During Williams almost two-years onboard, the ship traversed the Atlantic Ocean 32 times providing destroyer escort protection against submarine and air attack for Navy vessels and convoys.
Seven escort vessels protected 150 ships. The Martin H. Ray made runs on German submarines.
“It got to be a routine thing. I was afraid the first time. After that it didn’t bother me. It was kind of a game,” Williams said. “There were times when we were on our battle stations as much as doing anything else. The Germans really weren’t after our vessels. What they were trying to do was penetrate our defensive lines.”
The local hero remained on the escort ship for longer than expected. Over one year aboard the same ship was hazardous duty.

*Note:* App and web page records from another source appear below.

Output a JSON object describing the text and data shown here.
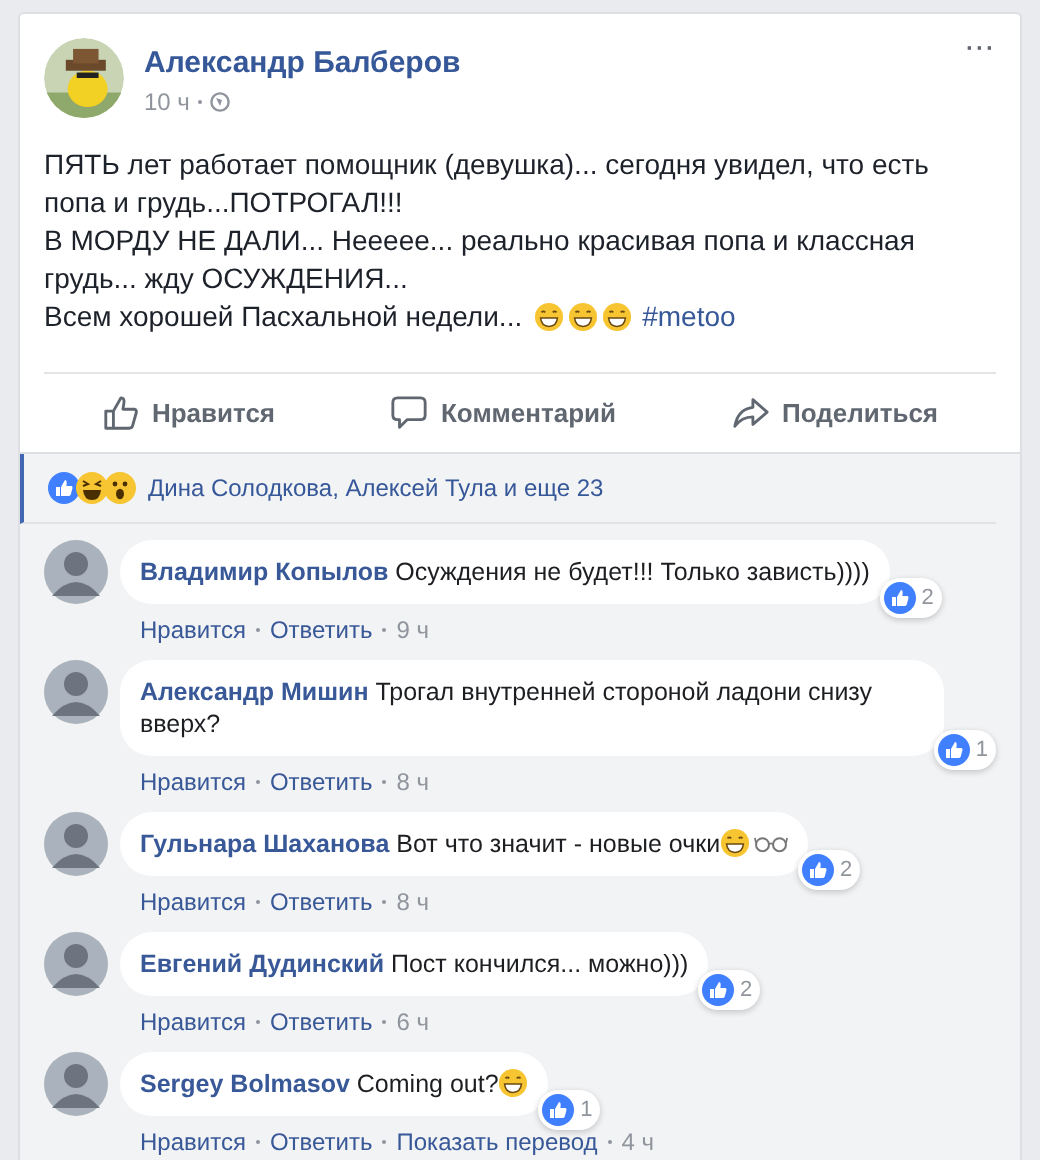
{
  "post": {
    "author": "Александр Балберов",
    "time": "10 ч",
    "more": "···",
    "paragraphs": [
      "ПЯТЬ лет работает помощник (девушка)... сегодня увидел, что есть попа и грудь...ПОТРОГАЛ!!!",
      "В МОРДУ НЕ ДАЛИ... Неееее... реально красивая попа и классная грудь... жду ОСУЖДЕНИЯ...",
      "Всем хорошей Пасхальной недели..."
    ],
    "emojis": [
      {
        "kind": "grin"
      },
      {
        "kind": "grin"
      },
      {
        "kind": "grin"
      }
    ],
    "hashtag": "#metoo"
  },
  "actions": [
    {
      "kind": "like",
      "label": "Нравится"
    },
    {
      "kind": "comment",
      "label": "Комментарий"
    },
    {
      "kind": "share",
      "label": "Поделиться"
    }
  ],
  "reactions": {
    "icons": [
      {
        "kind": "like"
      },
      {
        "kind": "haha"
      },
      {
        "kind": "wow"
      }
    ],
    "text": "Дина Солодкова, Алексей Тула и еще 23"
  },
  "comments": [
    {
      "author": "Владимир Копылов",
      "text": "Осуждения не будет!!! Только зависть))))",
      "likes": "2",
      "links": [
        "Нравится",
        "Ответить"
      ],
      "time": "9 ч"
    },
    {
      "author": "Александр Мишин",
      "text": "Трогал внутренней стороной ладони снизу вверх?",
      "likes": "1",
      "links": [
        "Нравится",
        "Ответить"
      ],
      "time": "8 ч"
    },
    {
      "author": "Гульнара Шаханова",
      "text": "Вот что значит - новые очки",
      "emojis": [
        {
          "kind": "grin"
        },
        {
          "kind": "glasses"
        }
      ],
      "likes": "2",
      "links": [
        "Нравится",
        "Ответить"
      ],
      "time": "8 ч"
    },
    {
      "author": "Евгений Дудинский",
      "text": "Пост кончился... можно)))",
      "likes": "2",
      "links": [
        "Нравится",
        "Ответить"
      ],
      "time": "6 ч"
    },
    {
      "author": "Sergey Bolmasov",
      "text": "Coming out?",
      "emojis": [
        {
          "kind": "grin"
        }
      ],
      "likes": "1",
      "links": [
        "Нравится",
        "Ответить",
        "Показать перевод"
      ],
      "time": "4 ч"
    }
  ]
}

Nintey percent of the crew was 18 or 19 year olds, according to Williams. All servicemen grew up fast to survive.
The boys told stories about home life during any down time. Faith came up in most conversations.
Williams believes a higher power kept the ship safe.
“Church was all we had and needed to do at home. That made a lot of difference in what you did when you went away like that. I truly believe that is the only reason we survived because we had a lot of Christians. We had one escort blown to pieces right behind us,” Williams said.
When the Martin H. Ray docked in Europe, wartime destruction was unimaginable. Buildings were leveled off and entire cities torn to shreds.
It was nothing to see a lifeless body lying in an Italian street. Williams is affected more years later than as a young man doing his duty.
“We didn’t think anything about it when we were doing it. I really enjoyed firing on planes because I didn’t think anything about the pilot,” Williams reflected. “I was thinking of taking the plane out. There is a lot of stuff I did that I wouldn’t like to do now.”